_Exercise instructions_
Every line in the data below that includes "Microsoft" belongs in the answer, copied as it stands.

Dataset records
○ ○ ○

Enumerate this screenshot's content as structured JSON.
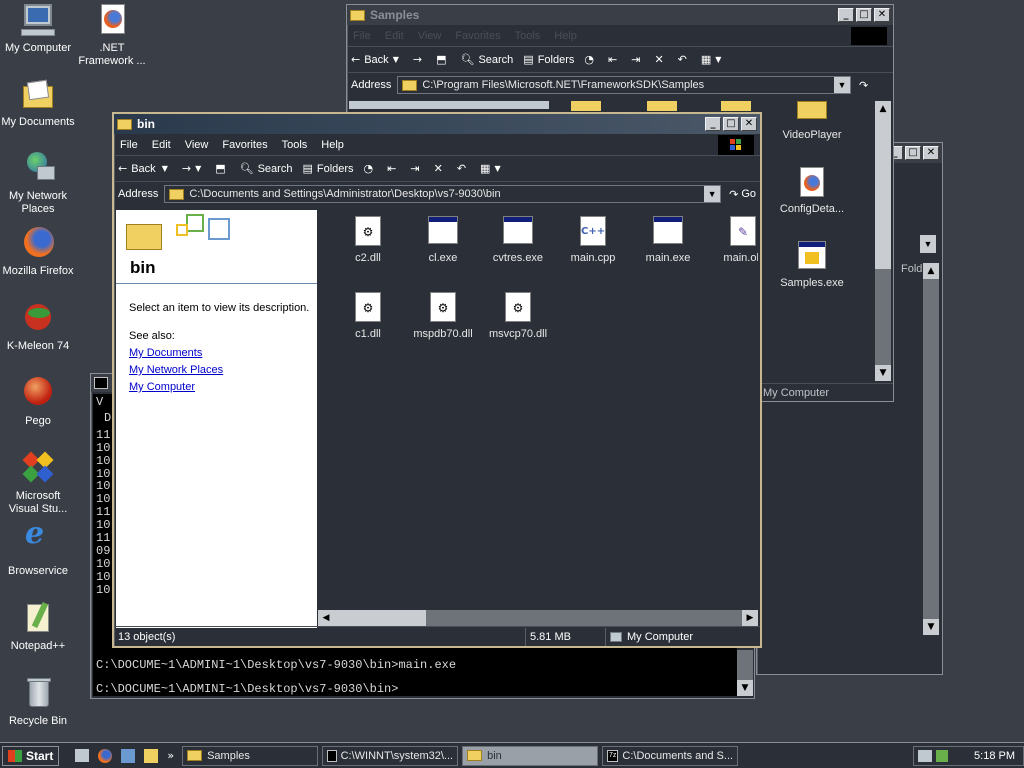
{
  "desktop": {
    "icons": [
      {
        "label": "My Computer"
      },
      {
        "label": ".NET Framework ..."
      },
      {
        "label": "My Documents"
      },
      {
        "label": "My Network Places"
      },
      {
        "label": "Mozilla Firefox"
      },
      {
        "label": "K-Meleon 74"
      },
      {
        "label": "Pego"
      },
      {
        "label": "Microsoft Visual Stu..."
      },
      {
        "label": "Browservice"
      },
      {
        "label": "Notepad++"
      },
      {
        "label": "Recycle Bin"
      }
    ]
  },
  "samples_window": {
    "title": "Samples",
    "menu": [
      "File",
      "Edit",
      "View",
      "Favorites",
      "Tools",
      "Help"
    ],
    "toolbar": {
      "back": "Back",
      "search": "Search",
      "folders": "Folders"
    },
    "address_label": "Address",
    "address": "C:\\Program Files\\Microsoft.NET\\FrameworkSDK\\Samples",
    "files": [
      {
        "name": "VideoPlayer"
      },
      {
        "name": "ConfigDeta..."
      },
      {
        "name": "Samples.exe"
      }
    ],
    "status_location": "My Computer"
  },
  "third_window": {
    "status_folder": "Fold"
  },
  "bin_window": {
    "title": "bin",
    "menu": [
      "File",
      "Edit",
      "View",
      "Favorites",
      "Tools",
      "Help"
    ],
    "toolbar": {
      "back": "Back",
      "search": "Search",
      "folders": "Folders"
    },
    "address_label": "Address",
    "address": "C:\\Documents and Settings\\Administrator\\Desktop\\vs7-9030\\bin",
    "go_label": "Go",
    "left_panel": {
      "folder_name": "bin",
      "description": "Select an item to view its description.",
      "see_also": "See also:",
      "links": [
        "My Documents",
        "My Network Places",
        "My Computer"
      ]
    },
    "files": [
      {
        "name": "c2.dll",
        "type": "dll"
      },
      {
        "name": "cl.exe",
        "type": "exe"
      },
      {
        "name": "cvtres.exe",
        "type": "exe"
      },
      {
        "name": "main.cpp",
        "type": "cpp"
      },
      {
        "name": "main.exe",
        "type": "exe"
      },
      {
        "name": "main.ob",
        "type": "obj"
      },
      {
        "name": "c1.dll",
        "type": "dll"
      },
      {
        "name": "mspdb70.dll",
        "type": "dll"
      },
      {
        "name": "msvcp70.dll",
        "type": "dll"
      }
    ],
    "status": {
      "objects": "13 object(s)",
      "size": "5.81 MB",
      "location": "My Computer"
    }
  },
  "console": {
    "left_column": [
      "V",
      "D",
      "11",
      "10",
      "10",
      "10",
      "10",
      "10",
      "11",
      "10",
      "11",
      "09",
      "10",
      "10",
      "10"
    ],
    "line1": "C:\\DOCUME~1\\ADMINI~1\\Desktop\\vs7-9030\\bin>main.exe",
    "line2": "C:\\DOCUME~1\\ADMINI~1\\Desktop\\vs7-9030\\bin>"
  },
  "taskbar": {
    "start_label": "Start",
    "tasks": [
      {
        "label": "Samples",
        "active": false
      },
      {
        "label": "C:\\WINNT\\system32\\...",
        "active": false
      },
      {
        "label": "bin",
        "active": true
      },
      {
        "label": "C:\\Documents and S...",
        "active": false
      }
    ],
    "clock": "5:18 PM"
  },
  "colors": {
    "desktop_bg": "#3a3f47",
    "window_bg": "#2b3038",
    "titlebar_active": "#4a5868",
    "link": "#0000cc"
  }
}
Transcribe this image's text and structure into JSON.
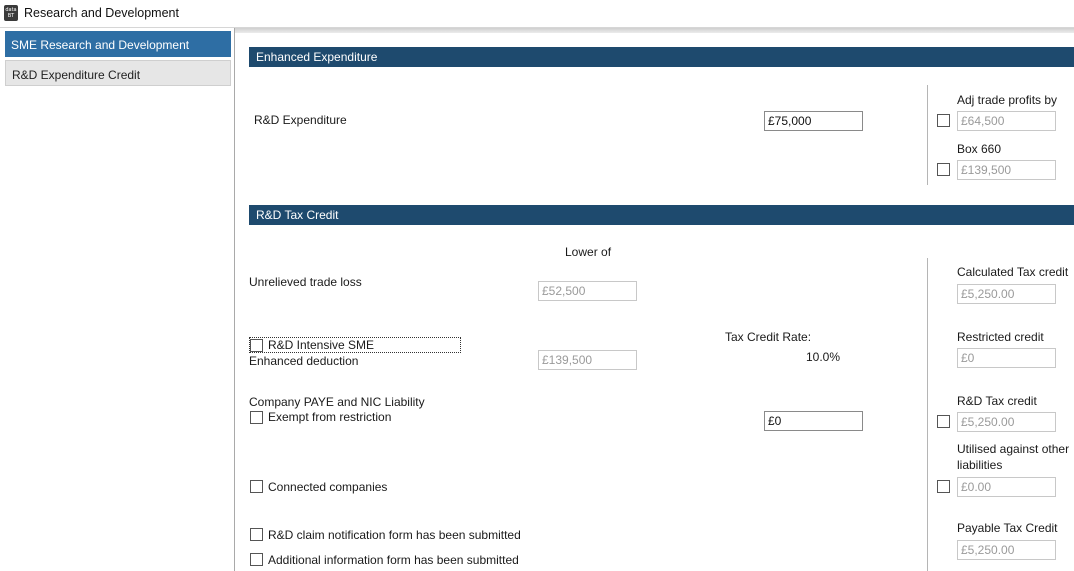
{
  "window": {
    "title": "Research and Development",
    "icon_text": "data BT"
  },
  "sidebar": {
    "items": [
      {
        "label": "SME Research and Development",
        "active": true
      },
      {
        "label": "R&D Expenditure Credit",
        "active": false
      }
    ]
  },
  "enhanced": {
    "header": "Enhanced Expenditure",
    "rd_expenditure_label": "R&D Expenditure",
    "rd_expenditure_value": "£75,000",
    "adj_trade_label": "Adj trade profits by",
    "adj_trade_value": "£64,500",
    "box660_label": "Box 660",
    "box660_value": "£139,500"
  },
  "taxcredit": {
    "header": "R&D Tax Credit",
    "lower_of": "Lower of",
    "unrelieved_label": "Unrelieved trade loss",
    "unrelieved_value": "£52,500",
    "intensive_label": "R&D Intensive SME",
    "enhanced_deduction_label": "Enhanced deduction",
    "enhanced_deduction_value": "£139,500",
    "rate_label": "Tax Credit Rate:",
    "rate_value": "10.0%",
    "paye_label": "Company PAYE and NIC Liability",
    "exempt_label": "Exempt from restriction",
    "paye_value": "£0",
    "connected_label": "Connected companies",
    "notification_label": "R&D claim notification form has been submitted",
    "additional_label": "Additional information form has been submitted",
    "calculated_label": "Calculated Tax credit",
    "calculated_value": "£5,250.00",
    "restricted_label": "Restricted credit",
    "restricted_value": "£0",
    "rd_credit_label": "R&D Tax credit",
    "rd_credit_value": "£5,250.00",
    "utilised_label_1": "Utilised against other",
    "utilised_label_2": "liabilities",
    "utilised_value": "£0.00",
    "payable_label": "Payable Tax Credit",
    "payable_value": "£5,250.00"
  }
}
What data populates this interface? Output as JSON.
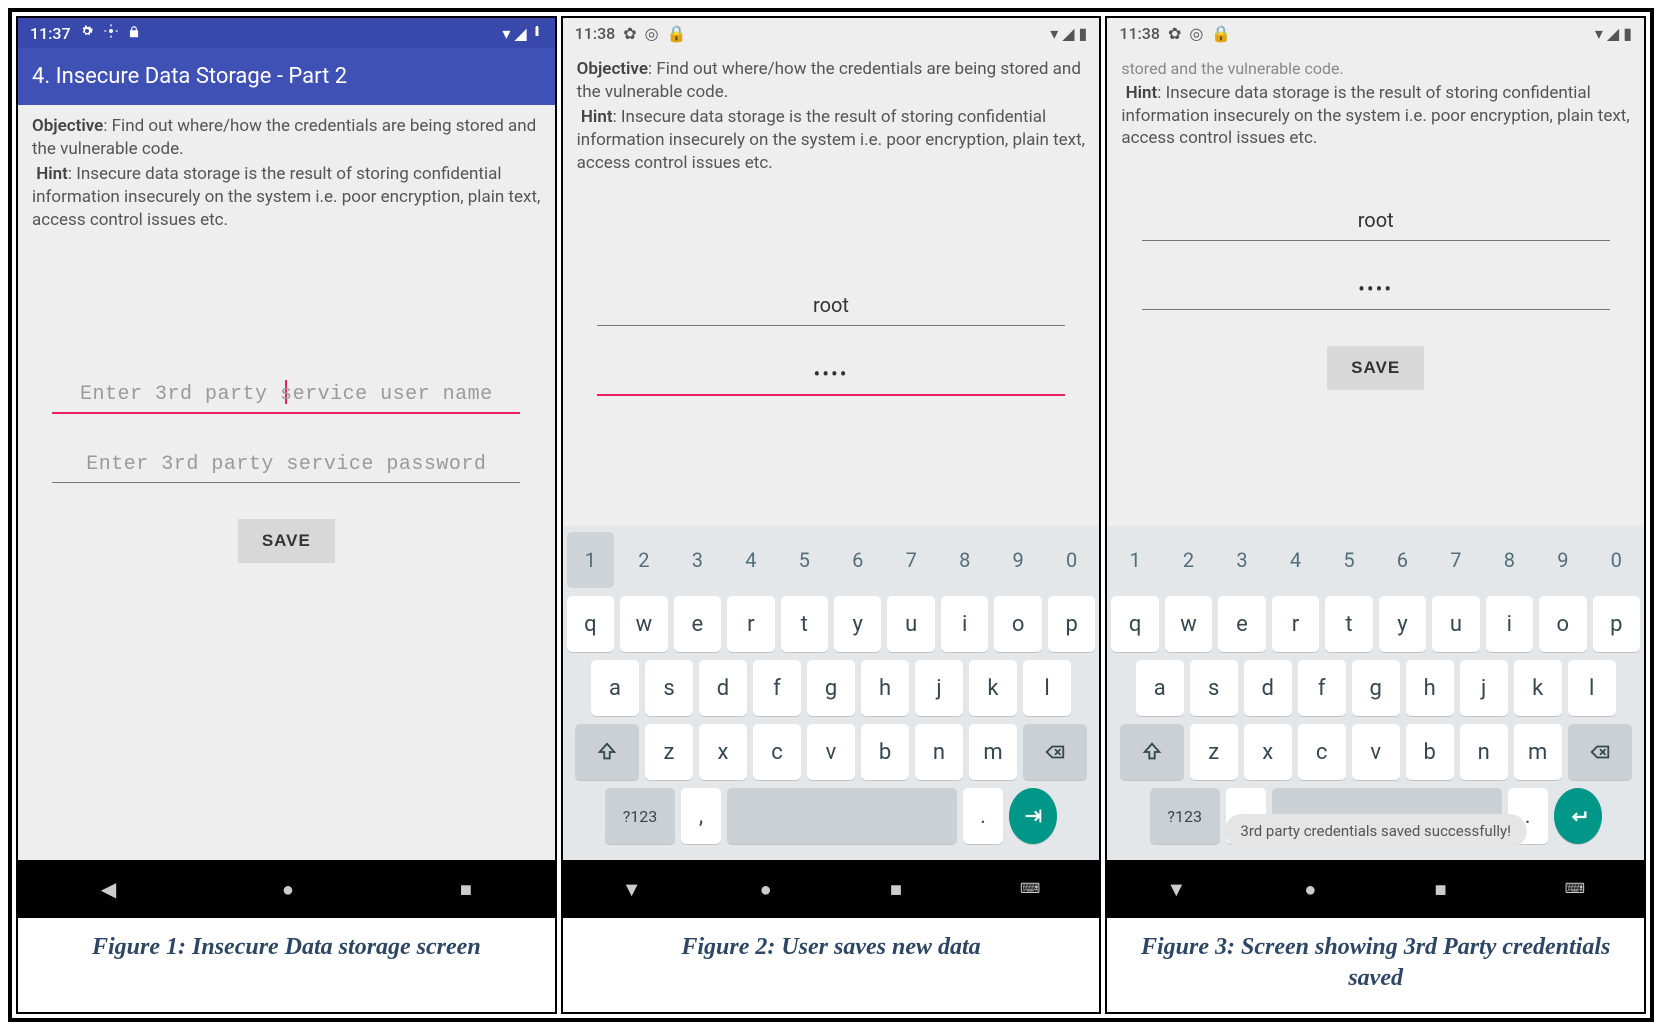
{
  "figures": [
    {
      "caption": "Figure 1: Insecure Data storage screen"
    },
    {
      "caption": "Figure 2: User saves new data"
    },
    {
      "caption": "Figure 3: Screen showing 3rd Party credentials saved"
    }
  ],
  "screen1": {
    "status_time": "11:37",
    "app_title": "4. Insecure Data Storage - Part 2",
    "objective_label": "Objective",
    "objective_text": ": Find out where/how the credentials are being stored and the vulnerable code.",
    "hint_label": "Hint",
    "hint_text": ": Insecure data storage is the result of storing confidential information insecurely on the system i.e. poor encryption, plain text, access control issues etc.",
    "username_placeholder": "Enter 3rd party service user name",
    "username_value": "",
    "password_placeholder": "Enter 3rd party service password",
    "password_value": "",
    "save_label": "SAVE"
  },
  "screen2": {
    "status_time": "11:38",
    "objective_label": "Objective",
    "objective_text": ": Find out where/how the credentials are being stored and the vulnerable code.",
    "hint_label": "Hint",
    "hint_text": ": Insecure data storage is the result of storing confidential information insecurely on the system i.e. poor encryption, plain text, access control issues etc.",
    "username_value": "root",
    "password_value": "••••"
  },
  "screen3": {
    "status_time": "11:38",
    "truncated_top": "stored and the vulnerable code.",
    "hint_label": "Hint",
    "hint_text": ": Insecure data storage is the result of storing confidential information insecurely on the system i.e. poor encryption, plain text, access control issues etc.",
    "username_value": "root",
    "password_value": "••••",
    "save_label": "SAVE",
    "toast": "3rd party credentials saved successfully!"
  },
  "keyboard": {
    "numbers": [
      "1",
      "2",
      "3",
      "4",
      "5",
      "6",
      "7",
      "8",
      "9",
      "0"
    ],
    "row1": [
      "q",
      "w",
      "e",
      "r",
      "t",
      "y",
      "u",
      "i",
      "o",
      "p"
    ],
    "row2": [
      "a",
      "s",
      "d",
      "f",
      "g",
      "h",
      "j",
      "k",
      "l"
    ],
    "row3": [
      "z",
      "x",
      "c",
      "v",
      "b",
      "n",
      "m"
    ],
    "sym_label": "?123",
    "comma": ",",
    "period": "."
  },
  "colors": {
    "primary": "#3f51b5",
    "primary_dark": "#3949ab",
    "accent": "#e91e63",
    "teal": "#009688"
  }
}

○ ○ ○

_Task answer_
        "label": "Microsoft Visual Stu..."
    "address": "C:\\Program Files\\Microsoft.NET\\FrameworkSDK\\Samples",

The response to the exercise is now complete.